Day 1: City sightseeing
Porto’s beautiful historic center is a UNESCO World Heritage Site for good reason—so spend your first day wandering around its sloping streets, cozy squares, and museums. If you’re up for tackling some hills, a walking tour is a great way to take in the atmosphere, while a coach, car, Segway, or hop-on hop-off bus tour is a less strenuous option. Most itineraries feature key landmarks such as the Porto Cathedral, the Church of Santa Clara, and the Palacio da Bolsa, a 19th-century stock exchange.
Later, catch a live fado show at a wine cellar, local tavern, or concert venue. (Secure your ticket in advance.)
Day 2: Wine lodges
It’s no coincidence that Porto shares a name with Portugal’s most famous wine, and the city’s winemakers keep the sweet fortified drink flowing in local cellars called wine lodges. Wine tours take you to handpicked spots for a tasty introduction to the history and traditions of port.
Not all flavors of Porto come in a bottle. From cured meats to aged cheeses and codfish fritters, you’ll find lots of food worth sampling—so browse local markets, duck into neighborhood tabernas, or join a tasting tour. (Many wine tours also include food, so you get the best of both worlds.) Once the sun sets, embark on a cruise along the Douro River as the lights begin to twinkle on the slow-moving water.
Day 3: A day trip

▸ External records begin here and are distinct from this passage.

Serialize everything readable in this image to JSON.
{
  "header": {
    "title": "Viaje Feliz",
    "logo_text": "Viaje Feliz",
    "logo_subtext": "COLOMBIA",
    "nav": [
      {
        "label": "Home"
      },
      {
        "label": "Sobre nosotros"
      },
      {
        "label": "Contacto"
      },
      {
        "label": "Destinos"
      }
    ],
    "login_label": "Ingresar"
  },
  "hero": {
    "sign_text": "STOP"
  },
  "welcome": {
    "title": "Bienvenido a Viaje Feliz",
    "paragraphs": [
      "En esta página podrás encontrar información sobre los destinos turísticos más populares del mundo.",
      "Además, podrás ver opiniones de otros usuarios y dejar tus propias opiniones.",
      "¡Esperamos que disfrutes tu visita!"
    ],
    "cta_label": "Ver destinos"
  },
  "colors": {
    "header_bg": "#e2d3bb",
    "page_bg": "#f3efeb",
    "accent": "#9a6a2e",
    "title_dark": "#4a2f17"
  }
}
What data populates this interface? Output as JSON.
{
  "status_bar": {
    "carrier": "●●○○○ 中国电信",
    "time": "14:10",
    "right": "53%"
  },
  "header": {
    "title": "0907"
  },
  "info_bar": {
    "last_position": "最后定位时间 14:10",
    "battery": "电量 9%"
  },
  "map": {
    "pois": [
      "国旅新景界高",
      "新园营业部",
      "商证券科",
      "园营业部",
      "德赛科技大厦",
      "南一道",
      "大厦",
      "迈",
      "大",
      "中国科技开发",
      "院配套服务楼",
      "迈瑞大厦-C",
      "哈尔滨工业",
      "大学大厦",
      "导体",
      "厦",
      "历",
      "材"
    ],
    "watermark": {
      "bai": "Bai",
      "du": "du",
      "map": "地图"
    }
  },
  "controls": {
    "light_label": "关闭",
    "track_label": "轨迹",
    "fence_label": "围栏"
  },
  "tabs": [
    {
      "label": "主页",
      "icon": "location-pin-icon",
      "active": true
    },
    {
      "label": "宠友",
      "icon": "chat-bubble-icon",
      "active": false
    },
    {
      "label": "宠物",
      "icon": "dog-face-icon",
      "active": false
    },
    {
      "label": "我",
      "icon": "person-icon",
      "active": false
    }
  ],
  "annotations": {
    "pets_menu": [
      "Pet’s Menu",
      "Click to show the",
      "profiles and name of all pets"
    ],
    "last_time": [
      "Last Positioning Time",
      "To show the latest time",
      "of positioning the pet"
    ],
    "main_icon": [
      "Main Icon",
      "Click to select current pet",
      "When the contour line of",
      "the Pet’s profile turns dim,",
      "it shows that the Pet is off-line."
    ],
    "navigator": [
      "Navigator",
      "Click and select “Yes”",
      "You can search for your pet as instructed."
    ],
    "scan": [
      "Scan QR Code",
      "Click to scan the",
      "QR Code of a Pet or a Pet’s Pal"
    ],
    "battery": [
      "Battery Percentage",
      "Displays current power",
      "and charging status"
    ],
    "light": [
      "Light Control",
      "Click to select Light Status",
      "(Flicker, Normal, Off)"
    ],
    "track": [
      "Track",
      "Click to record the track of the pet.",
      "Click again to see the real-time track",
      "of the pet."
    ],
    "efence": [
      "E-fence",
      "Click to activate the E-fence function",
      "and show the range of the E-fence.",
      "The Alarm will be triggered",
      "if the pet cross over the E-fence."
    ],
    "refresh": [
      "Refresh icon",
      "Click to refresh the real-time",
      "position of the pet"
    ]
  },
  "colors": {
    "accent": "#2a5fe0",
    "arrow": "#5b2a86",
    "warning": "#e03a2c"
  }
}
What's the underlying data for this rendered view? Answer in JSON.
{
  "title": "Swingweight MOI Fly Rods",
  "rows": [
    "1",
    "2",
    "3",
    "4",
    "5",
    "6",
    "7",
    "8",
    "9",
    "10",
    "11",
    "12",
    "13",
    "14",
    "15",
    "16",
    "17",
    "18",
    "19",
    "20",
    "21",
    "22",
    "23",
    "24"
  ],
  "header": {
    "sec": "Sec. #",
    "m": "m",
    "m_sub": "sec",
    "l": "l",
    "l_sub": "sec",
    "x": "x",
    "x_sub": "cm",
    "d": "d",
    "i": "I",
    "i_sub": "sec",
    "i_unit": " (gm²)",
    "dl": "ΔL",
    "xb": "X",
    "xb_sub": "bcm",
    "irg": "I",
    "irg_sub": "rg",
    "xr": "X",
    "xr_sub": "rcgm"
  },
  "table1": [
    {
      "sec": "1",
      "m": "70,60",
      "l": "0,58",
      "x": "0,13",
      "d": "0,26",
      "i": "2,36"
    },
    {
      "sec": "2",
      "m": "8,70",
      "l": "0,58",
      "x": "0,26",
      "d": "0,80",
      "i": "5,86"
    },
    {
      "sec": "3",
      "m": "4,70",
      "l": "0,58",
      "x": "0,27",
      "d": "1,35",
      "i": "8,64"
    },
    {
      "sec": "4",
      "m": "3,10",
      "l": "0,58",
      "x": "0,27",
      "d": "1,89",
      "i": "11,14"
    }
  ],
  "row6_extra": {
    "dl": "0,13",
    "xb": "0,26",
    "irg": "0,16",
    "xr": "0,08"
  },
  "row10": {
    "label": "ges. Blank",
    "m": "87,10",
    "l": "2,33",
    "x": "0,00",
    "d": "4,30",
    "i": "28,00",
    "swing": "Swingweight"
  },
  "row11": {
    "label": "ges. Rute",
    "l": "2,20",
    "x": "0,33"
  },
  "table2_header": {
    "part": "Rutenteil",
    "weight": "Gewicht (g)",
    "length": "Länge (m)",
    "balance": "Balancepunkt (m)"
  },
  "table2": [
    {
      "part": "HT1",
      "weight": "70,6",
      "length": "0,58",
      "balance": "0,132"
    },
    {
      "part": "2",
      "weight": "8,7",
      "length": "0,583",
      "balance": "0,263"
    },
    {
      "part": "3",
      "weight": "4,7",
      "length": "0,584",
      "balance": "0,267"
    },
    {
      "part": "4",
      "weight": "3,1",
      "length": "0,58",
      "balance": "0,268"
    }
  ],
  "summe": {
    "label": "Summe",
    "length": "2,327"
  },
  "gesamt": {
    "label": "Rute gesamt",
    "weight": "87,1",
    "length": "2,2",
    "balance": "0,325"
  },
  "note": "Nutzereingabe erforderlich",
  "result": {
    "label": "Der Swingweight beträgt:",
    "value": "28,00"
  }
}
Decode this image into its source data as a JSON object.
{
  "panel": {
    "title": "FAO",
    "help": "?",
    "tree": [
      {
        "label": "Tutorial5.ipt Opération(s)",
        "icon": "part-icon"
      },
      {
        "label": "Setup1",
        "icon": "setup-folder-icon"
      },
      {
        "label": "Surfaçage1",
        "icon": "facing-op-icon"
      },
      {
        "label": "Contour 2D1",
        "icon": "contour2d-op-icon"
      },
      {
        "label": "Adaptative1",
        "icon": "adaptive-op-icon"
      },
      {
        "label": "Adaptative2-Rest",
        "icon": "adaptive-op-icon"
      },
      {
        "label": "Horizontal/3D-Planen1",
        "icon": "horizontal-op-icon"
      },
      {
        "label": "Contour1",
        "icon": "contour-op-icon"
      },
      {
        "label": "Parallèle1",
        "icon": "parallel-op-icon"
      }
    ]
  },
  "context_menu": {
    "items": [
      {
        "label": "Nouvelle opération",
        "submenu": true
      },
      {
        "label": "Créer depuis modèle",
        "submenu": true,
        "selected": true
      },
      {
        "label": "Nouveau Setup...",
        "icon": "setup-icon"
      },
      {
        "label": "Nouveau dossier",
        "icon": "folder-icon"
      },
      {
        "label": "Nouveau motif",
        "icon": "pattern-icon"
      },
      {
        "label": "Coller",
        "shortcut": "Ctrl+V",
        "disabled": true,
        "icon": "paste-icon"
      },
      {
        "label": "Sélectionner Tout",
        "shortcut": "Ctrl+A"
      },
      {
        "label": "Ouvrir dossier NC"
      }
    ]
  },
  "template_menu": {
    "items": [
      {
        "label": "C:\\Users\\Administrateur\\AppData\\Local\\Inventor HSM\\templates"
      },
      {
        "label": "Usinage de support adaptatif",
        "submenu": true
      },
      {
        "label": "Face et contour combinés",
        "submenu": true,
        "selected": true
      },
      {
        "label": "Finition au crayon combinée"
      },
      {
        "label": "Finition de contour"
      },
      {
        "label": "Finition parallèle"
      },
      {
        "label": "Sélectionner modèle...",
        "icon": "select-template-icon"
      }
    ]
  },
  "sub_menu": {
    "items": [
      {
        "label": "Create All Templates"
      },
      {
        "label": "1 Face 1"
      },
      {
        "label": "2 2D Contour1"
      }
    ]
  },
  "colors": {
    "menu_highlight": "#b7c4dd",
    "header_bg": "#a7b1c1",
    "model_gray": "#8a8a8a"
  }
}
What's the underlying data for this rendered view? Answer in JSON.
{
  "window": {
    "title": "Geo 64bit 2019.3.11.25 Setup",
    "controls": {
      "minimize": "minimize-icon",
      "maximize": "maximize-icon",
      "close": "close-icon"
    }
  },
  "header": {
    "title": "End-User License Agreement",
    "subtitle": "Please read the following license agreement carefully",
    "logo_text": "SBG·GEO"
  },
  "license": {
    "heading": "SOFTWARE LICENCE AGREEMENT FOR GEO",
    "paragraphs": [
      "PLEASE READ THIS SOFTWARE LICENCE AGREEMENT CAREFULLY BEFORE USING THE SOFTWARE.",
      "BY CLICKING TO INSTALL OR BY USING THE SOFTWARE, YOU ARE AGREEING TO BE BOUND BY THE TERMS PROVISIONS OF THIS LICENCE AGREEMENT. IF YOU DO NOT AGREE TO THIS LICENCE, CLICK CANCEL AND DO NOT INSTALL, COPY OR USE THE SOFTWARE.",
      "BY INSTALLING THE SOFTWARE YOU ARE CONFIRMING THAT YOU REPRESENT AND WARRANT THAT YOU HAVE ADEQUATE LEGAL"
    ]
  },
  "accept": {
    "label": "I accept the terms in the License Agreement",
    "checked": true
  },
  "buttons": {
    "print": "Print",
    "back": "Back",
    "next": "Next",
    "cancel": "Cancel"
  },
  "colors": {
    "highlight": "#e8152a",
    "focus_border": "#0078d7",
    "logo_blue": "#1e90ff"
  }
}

Porto’s central location on Portugal’s northern coast makes the city an ideal base for day trips, whether you’re looking for a long walk on the beach or a crisp-tasting glass of Vinho Verde. A favorite wine destination is the Douro Valley, whose winding river and postcard-ready villages make it as scenic as it is delicious.
Alternatively, if you’re dreaming of history and hilltop castles, head to Guimarães and Braga, two of Portugal’s oldest cities. Or, take a day cruise on the river to the traditional village of Pinhão.